Peace Club inaugurated for HOTCASS

BY: Dickson Worlanyo Dotse & Faith Ayorkor Mensah

The Greater Accra Regional Peace Council (GARPC) has inaugurated a Peace Ambassadors Club among students of the Holy Trinity Cathedral Senior High School (HOTCASS) in Accra as advocates of peace.

The event also doubled as a workshop on conflict prevention and violent extremism.

The Chairman of the GARPC, the Rt Rev. Samuel K. Osabutey, said although Ghana was the third most peaceful country in Africa, violence occurred from time to time across ethnic, religious, economic and political divides, with the youth at the forefront of these violence and stressed the need for a sense of peace to be instilled in the youth.

"The youth are viable resources for spreading both positive and negative energies. In Ghana and across the African continent, the youth are used by selfish politicians to perpetuate various dangerous activities, both to themselves and their society. The youth are recruited to indulge in activities of hooliganism, political violence, child soldiers, among others," he said.


The regional peace council offices in Greater Accra, Ashanti and Ahafo regions won a project grant from the Commonwealth Secretariat last September to set up peace ambassadors clubs in some senior high schools in their respective regions.

It was upon this that the Greater Accra office inaugurated the HOTCASS club.

The project would run for a year, with students to be sensitised to conflict prevention and violent extremism, early warning, principles of dialogue, consensus-building and conflict analysis.

Rt Rev. Osabutey stated that the club was to inculcate the necessary attitudes and behaviours for sustainable peace among the students in their communities and the country at large.

He said club was also to "promote the use of non-violent ways of resolving conflicts in schools, train students on how to identify early warning signs, sensitise students to the effects of violent extremism and ways to combat it, and strengthen the capacity of students to act as peer mediators".

The Headmaster of HOTCASS, William D. Agyei, said the exercise was necessary, especially in the external community.

He said the new club initiative should be inculcated in the social studies subject so that all students would have some knowledge of what peace building and conflict management were about.

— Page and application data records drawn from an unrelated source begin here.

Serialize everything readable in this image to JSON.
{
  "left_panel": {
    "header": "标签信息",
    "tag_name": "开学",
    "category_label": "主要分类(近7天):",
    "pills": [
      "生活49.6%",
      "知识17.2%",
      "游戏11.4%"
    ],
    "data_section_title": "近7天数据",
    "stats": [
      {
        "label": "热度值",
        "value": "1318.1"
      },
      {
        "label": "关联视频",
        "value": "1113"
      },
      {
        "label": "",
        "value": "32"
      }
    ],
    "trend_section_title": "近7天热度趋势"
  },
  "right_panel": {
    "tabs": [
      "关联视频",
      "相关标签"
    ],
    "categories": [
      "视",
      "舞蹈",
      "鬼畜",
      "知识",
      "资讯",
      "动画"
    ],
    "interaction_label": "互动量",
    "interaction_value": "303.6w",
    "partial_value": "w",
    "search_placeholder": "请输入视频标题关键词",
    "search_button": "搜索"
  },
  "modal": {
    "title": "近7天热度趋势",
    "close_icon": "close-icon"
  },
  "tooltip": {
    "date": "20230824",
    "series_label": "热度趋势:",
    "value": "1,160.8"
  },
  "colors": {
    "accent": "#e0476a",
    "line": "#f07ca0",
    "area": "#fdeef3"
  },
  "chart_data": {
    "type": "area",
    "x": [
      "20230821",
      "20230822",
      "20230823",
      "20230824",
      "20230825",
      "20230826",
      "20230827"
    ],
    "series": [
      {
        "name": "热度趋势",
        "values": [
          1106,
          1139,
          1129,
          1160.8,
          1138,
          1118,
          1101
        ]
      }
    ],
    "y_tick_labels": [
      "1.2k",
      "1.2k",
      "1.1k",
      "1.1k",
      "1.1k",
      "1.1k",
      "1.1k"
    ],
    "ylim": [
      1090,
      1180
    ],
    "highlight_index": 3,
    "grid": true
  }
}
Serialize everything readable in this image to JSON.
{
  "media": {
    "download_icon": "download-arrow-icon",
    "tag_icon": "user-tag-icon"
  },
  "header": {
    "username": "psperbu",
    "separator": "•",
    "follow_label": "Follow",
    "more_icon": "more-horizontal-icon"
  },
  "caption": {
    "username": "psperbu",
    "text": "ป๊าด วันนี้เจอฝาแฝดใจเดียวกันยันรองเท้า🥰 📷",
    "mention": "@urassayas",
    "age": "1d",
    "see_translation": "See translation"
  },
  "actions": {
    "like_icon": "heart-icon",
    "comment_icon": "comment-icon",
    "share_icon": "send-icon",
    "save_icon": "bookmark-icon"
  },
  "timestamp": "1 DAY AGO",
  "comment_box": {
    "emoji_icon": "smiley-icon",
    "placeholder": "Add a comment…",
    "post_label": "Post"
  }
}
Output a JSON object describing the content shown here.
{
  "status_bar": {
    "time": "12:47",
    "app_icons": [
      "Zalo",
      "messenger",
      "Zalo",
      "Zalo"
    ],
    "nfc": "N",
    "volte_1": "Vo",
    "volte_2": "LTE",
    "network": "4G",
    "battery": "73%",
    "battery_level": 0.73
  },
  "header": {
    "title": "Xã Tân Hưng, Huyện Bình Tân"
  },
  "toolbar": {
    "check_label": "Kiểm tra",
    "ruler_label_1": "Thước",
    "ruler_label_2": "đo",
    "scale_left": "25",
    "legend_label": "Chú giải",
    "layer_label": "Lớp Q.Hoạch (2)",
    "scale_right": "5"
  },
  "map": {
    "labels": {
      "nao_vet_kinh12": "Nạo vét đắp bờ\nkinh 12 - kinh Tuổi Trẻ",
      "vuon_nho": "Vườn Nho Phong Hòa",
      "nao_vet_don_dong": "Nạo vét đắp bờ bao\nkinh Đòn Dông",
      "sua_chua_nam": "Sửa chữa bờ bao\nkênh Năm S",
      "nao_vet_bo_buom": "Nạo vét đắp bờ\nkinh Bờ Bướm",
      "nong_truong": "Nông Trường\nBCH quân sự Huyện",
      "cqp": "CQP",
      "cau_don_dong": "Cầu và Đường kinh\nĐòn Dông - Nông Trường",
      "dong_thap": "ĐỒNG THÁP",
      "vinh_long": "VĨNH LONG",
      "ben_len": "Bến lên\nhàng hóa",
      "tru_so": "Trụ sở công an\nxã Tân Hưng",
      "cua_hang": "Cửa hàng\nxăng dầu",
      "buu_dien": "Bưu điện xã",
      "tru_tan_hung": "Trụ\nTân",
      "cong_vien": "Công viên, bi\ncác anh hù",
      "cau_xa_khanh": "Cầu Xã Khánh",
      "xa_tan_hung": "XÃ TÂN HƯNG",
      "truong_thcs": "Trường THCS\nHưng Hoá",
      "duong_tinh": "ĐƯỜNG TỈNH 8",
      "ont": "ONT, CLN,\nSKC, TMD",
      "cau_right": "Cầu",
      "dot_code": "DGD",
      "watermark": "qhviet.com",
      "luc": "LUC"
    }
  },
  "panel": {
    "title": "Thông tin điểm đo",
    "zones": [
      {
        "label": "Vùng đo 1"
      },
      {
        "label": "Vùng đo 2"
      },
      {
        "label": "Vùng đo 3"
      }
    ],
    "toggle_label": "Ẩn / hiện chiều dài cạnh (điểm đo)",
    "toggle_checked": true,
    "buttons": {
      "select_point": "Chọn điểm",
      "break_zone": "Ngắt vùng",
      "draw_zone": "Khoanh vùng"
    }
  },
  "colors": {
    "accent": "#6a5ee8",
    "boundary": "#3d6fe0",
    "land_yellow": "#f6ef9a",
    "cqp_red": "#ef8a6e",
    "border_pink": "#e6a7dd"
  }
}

“We should put it under social studies so that every student can be exposed to it,” Mr Adjei said.


The Girls’ Prefect of the school, Stacy Kyere, in an interview, expressed gratitude that the school had been selected for the pilot programme.

The club, she said, would instill in students a sense of peace, adding that these students would go to their various homes and communities and impact their colleagues, which would improve the peace and stability the nation enjoyed.

She advised the youth to "look out for peace, let go of conflicts and misunderstandings, and look out to securing a future", adding that a country with conflicts had no chance of progress.